He continued: “When we first hit the streets on the 25th most of us thought it was going to be another protest a couple of hundred people that’s all. We were bewildered by the no. of people that were in the streets. We thought we would never see the day when, the police oppressed us and almost conquered us on the 26th and most of us headed home crying feeling defeated but, we didn’t give up we came back strong on Thursday and much stronger on Friday the 28th. We were climbing unto Qasr El-Neil bridge and were actually surprised when the police let us through it was Friday noon but, it was only a trick they let from 5 to 6 thousand only to pass the people in the front who were known to be the leaders of course then closed us off and surrounded us. We were trapped we could not reach Tahrir Square and we could not go back. The Police was as far as the eye could see. It was chaotic there were several cars driving around intentionally running over people, the police was hitting people with gas bombs in the face blowing their brains out, who fell was lost we knew he was dead, live bullets everywhere they were shooting us in the eyes and legs. I had a feeling that the police officers were in some kind of trance unaware of what they were doing they could not have been normal, they could not have been human! We were scared to death then one of us stood up on a car and screamed “Al- Sha3ab Youreed Esqat Al-Nezam” he was shot in the head after that something snapped, we entwined our arms together and  formed close lines, one line after another we started moving and we were honestly taking everything in our way policemen were running, we started jumping unto police cars and throwing the policemen into the Nile. I was a photographer many of my friends got shot trying to protect me so, I could document what was happening there was no media coverage there, all the news channels were in Tahrir we were stranded. Later I knew that State TV had footage from sixth of October Bridge running all day! As we slowly made our way into Tahrir Square I felt like I had just gotten out from a time machine The NDP building burning, thousands of people in the square. We walked around the square in Awe. When we had gotten over the trauma, we claimed Tahrir Square as our own now a State inside the State. We closed off all the exits and searched anyone who was getting in and if we found anyone who was trying to get in with as much as a cutter we threw him in jail =) Of course our jail was the Metro we closed it off with iron sheets and threw the criminals we caught inside till we could hand them over to the Army. We sent people back home to get books and buy cartons of biscuits and other cheap local chocolates and gave them to the people who had no money or food or who had come a long way from other cities they then sold the items we brought to the people in the Square and used the money to buy food. Of course, we bought from them too. We wrote poetry, we listened to music; we listened to activists, politicians, artists, and writers. We were organized and sufficient we had our own logistics teams and took turns guarding the girl’s tents. For the first time in my life, I saw the Egypt I have been dreaming about and writing about for all my life. When he finally left me, felt like I had finally accomplished something that for the first time in my life no one could call me a loser. I felt FREE!”

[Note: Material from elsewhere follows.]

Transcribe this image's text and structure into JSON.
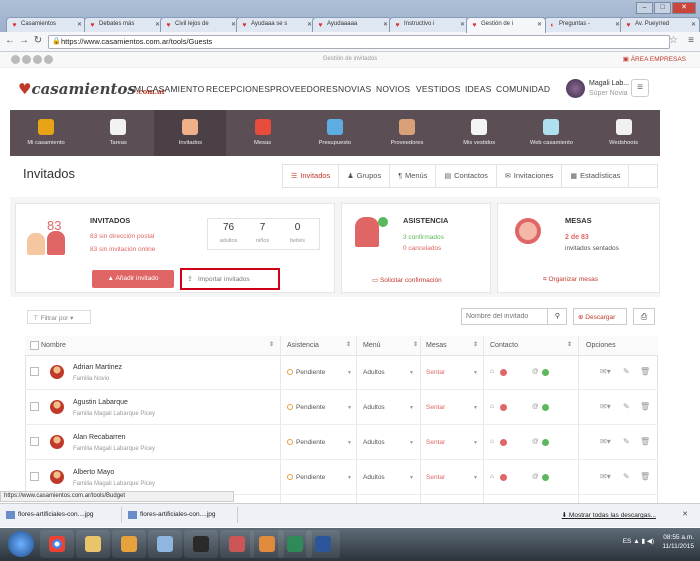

If you had gone to Tahrir square you are bound to have been feeling the same like him if not much more. Everyone has his own account of Liberation Square it is as if everyone saw the square as his own Utopia, as his own dream world come true. Passion, Hope, Devotion the Egypt we love and adore is in that square all we have to do is live with the ideals of that square in sight then maybe we could actually be a Democratic Developed Country one day.

Marwa Arafa